The most recent One Piece game of note was 2023’s One Piece Odyssey. Odyssey has an original storyline that involves extended flashback sequences. The Alabasta, Water Seven, Marineford, and Dessrosa Arcs all play a key role in Odyssey during these sequences. The earliest of these arcs, One Piece‘s Alabasta, begins in the 92nd episode of the anime, and the latest one, Dessrosa, ends just before episode 750. This means that One Piece Odyssey requires players to have seen most of the show to fully appreciate its events. One game that is exclusively aimed at longtime fans is fine, but this is how most One Piece games are.

One Piece Needs a New Game Set Near Its Start

With the exception of Pirate Warriors 3, the vast majority of modern One Piece games, including that title’s successor, exclude content from the start of the series. Considering the success of the live-action One Piece adaptation, this is truly a missed opportunity. Not only do One Piece games often lack the beginning of the story, alienating newcomers, but they also rush ahead of the source material and deliver slapdash conclusions to story arcs that aren’t actually finished. This is necessary to cover recent content from the series, but it prevents many of the games from having satisfying conclusions, as was the case with the otherwise great Pirate Warriors 4.

How Could a One Piece Game Take On The Full Series?

Luffy in Romance Dawn arc
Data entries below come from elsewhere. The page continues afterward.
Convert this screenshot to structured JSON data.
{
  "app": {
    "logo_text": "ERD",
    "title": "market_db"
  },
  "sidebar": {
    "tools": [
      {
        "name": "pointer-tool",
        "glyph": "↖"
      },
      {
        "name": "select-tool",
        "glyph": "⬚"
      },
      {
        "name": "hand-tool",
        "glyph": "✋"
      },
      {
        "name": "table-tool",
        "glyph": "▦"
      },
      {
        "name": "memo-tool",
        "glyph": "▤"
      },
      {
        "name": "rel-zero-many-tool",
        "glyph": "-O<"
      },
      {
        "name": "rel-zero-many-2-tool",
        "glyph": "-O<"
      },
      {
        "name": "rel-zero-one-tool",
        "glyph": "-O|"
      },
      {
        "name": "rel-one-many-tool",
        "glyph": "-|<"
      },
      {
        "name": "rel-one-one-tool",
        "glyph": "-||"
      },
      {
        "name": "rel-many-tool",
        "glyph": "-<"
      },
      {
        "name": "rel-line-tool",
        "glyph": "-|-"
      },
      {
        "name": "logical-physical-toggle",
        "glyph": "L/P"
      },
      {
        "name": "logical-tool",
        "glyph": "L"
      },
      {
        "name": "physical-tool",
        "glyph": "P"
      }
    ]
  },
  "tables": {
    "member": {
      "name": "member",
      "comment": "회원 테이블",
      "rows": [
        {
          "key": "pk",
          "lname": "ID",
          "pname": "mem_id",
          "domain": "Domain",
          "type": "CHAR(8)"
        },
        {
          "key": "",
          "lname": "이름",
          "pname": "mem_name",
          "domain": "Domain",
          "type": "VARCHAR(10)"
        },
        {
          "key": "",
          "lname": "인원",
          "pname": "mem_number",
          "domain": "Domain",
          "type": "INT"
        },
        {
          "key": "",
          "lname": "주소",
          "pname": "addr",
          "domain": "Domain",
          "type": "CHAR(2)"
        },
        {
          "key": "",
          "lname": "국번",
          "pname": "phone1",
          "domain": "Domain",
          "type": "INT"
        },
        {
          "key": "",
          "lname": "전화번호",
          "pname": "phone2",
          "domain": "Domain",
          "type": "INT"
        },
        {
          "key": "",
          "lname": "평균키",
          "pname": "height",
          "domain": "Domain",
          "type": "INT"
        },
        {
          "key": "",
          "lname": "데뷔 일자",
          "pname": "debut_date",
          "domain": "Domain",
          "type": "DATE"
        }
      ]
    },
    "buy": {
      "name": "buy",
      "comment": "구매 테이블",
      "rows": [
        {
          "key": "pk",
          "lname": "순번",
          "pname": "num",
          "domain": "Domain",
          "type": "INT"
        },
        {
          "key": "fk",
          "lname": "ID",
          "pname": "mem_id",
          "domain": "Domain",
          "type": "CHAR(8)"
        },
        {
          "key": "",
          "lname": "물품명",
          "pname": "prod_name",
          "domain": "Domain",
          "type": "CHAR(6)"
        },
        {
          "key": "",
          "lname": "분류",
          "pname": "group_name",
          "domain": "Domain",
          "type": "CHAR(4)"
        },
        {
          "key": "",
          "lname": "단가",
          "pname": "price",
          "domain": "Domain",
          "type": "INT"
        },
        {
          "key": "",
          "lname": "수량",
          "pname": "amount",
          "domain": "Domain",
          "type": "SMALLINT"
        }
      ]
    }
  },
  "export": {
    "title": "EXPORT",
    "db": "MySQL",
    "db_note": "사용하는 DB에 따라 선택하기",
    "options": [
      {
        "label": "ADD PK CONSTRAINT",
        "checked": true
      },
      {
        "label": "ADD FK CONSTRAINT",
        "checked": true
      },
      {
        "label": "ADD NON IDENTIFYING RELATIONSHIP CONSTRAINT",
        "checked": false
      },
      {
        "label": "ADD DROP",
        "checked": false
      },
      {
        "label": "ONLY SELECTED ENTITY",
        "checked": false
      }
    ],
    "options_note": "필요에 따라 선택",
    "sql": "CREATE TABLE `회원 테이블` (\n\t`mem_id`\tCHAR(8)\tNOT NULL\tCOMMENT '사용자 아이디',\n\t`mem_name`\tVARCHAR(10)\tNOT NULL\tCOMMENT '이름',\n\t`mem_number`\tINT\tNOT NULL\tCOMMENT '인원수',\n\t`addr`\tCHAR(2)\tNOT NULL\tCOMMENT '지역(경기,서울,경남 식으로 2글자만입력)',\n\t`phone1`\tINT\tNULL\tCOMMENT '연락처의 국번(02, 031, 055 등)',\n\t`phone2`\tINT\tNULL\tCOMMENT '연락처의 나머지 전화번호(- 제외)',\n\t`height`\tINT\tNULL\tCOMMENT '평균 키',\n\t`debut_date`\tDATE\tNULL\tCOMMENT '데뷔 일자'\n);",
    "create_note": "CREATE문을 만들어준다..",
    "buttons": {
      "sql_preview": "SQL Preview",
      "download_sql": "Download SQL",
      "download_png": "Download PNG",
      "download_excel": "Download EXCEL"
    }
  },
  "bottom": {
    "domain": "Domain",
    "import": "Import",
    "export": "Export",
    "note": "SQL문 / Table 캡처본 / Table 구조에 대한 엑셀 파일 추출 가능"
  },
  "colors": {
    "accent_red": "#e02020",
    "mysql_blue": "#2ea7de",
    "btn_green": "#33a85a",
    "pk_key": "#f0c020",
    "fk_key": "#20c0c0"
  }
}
Instead of trying to tell the full story in one entry, a series of One Piece games could break the franchise down into chunks, telling the tale slowly over time. This would allow longtime fans to revisit the earlier parts of the series in a more comprehensive way than what is offered in current games while giving newer fans titles to play that aren’t jam-packed with spoilers. Another good option would be to tell standalone stories separate from the canon of the anime so that anyone can enjoy them. This strategy has been effective for One Piece movies and could easily work for games as well.

The announcement and impending release of The One Piece anime remake makes now the perfect time for developers to start creating games that cater to all sorts of fans. The series is also in its final saga, meaning that in the next couple of years, there will finally be a conclusion to the story of the Straw Hat Pirates. When this finally happens, games will have a real ending point as well. For now, though, focusing on arcs that are finished rather than rushing ahead could improve the quality of games, as would slowing down and covering the events of each arc in greater detail or telling an original story.